Your instructions:
Word for word, print the entries that follow.

Component data from apps and pages:
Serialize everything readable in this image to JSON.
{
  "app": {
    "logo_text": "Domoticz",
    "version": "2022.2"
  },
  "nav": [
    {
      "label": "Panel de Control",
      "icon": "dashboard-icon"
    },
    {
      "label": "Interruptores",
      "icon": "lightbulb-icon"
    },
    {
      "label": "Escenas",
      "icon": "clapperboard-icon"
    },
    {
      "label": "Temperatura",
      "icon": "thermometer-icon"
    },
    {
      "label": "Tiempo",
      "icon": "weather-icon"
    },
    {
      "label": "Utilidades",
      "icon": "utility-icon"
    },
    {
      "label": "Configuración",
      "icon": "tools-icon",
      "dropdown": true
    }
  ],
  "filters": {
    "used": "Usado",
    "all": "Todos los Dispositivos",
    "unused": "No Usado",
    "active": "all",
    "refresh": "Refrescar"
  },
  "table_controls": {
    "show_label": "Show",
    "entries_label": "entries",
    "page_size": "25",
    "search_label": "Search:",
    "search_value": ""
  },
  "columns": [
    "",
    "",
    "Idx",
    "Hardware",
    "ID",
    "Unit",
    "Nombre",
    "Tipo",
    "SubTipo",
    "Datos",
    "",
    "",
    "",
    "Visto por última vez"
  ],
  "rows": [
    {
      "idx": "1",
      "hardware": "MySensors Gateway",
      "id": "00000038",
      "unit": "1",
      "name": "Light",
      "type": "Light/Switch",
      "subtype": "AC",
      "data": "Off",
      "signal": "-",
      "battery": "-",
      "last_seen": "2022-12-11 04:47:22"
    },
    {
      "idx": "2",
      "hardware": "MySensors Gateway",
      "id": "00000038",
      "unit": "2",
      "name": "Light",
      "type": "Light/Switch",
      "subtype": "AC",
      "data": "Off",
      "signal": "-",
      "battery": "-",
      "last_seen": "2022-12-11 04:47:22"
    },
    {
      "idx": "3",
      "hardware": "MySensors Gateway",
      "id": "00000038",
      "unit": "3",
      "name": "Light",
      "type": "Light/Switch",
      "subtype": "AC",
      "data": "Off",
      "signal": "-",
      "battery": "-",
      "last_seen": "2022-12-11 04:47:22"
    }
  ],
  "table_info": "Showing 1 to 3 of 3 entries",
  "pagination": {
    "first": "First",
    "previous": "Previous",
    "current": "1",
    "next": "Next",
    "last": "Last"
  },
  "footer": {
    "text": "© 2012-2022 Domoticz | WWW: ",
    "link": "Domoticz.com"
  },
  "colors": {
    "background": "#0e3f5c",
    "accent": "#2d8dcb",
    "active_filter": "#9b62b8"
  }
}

Output:
Serialize everything readable in this image to JSON.
{
  "app": {
    "logo_text": "Domoticz",
    "version": "2022.2"
  },
  "nav": [
    {
      "label": "Panel de Control",
      "icon": "dashboard-icon"
    },
    {
      "label": "Interruptores",
      "icon": "lightbulb-icon"
    },
    {
      "label": "Escenas",
      "icon": "clapperboard-icon"
    },
    {
      "label": "Temperatura",
      "icon": "thermometer-icon"
    },
    {
      "label": "Tiempo",
      "icon": "weather-icon"
    },
    {
      "label": "Utilidades",
      "icon": "utility-icon"
    },
    {
      "label": "Configuración",
      "icon": "tools-icon",
      "dropdown": true
    }
  ],
  "filters": {
    "used": "Usado",
    "all": "Todos los Dispositivos",
    "unused": "No Usado",
    "active": "all",
    "refresh": "Refrescar"
  },
  "table_controls": {
    "show_label": "Show",
    "entries_label": "entries",
    "page_size": "25",
    "search_label": "Search:",
    "search_value": ""
  },
  "columns": [
    "",
    "",
    "Idx",
    "Hardware",
    "ID",
    "Unit",
    "Nombre",
    "Tipo",
    "SubTipo",
    "Datos",
    "",
    "",
    "",
    "Visto por última vez"
  ],
  "rows": [
    {
      "idx": "1",
      "hardware": "MySensors Gateway",
      "id": "00000038",
      "unit": "1",
      "name": "Light",
      "type": "Light/Switch",
      "subtype": "AC",
      "data": "Off",
      "signal": "-",
      "battery": "-",
      "last_seen": "2022-12-11 04:47:22"
    },
    {
      "idx": "2",
      "hardware": "MySensors Gateway",
      "id": "00000038",
      "unit": "2",
      "name": "Light",
      "type": "Light/Switch",
      "subtype": "AC",
      "data": "Off",
      "signal": "-",
      "battery": "-",
      "last_seen": "2022-12-11 04:47:22"
    },
    {
      "idx": "3",
      "hardware": "MySensors Gateway",
      "id": "00000038",
      "unit": "3",
      "name": "Light",
      "type": "Light/Switch",
      "subtype": "AC",
      "data": "Off",
      "signal": "-",
      "battery": "-",
      "last_seen": "2022-12-11 04:47:22"
    }
  ],
  "table_info": "Showing 1 to 3 of 3 entries",
  "pagination": {
    "first": "First",
    "previous": "Previous",
    "current": "1",
    "next": "Next",
    "last": "Last"
  },
  "footer": {
    "text": "© 2012-2022 Domoticz | WWW: ",
    "link": "Domoticz.com"
  },
  "colors": {
    "background": "#0e3f5c",
    "accent": "#2d8dcb",
    "active_filter": "#9b62b8"
  }
}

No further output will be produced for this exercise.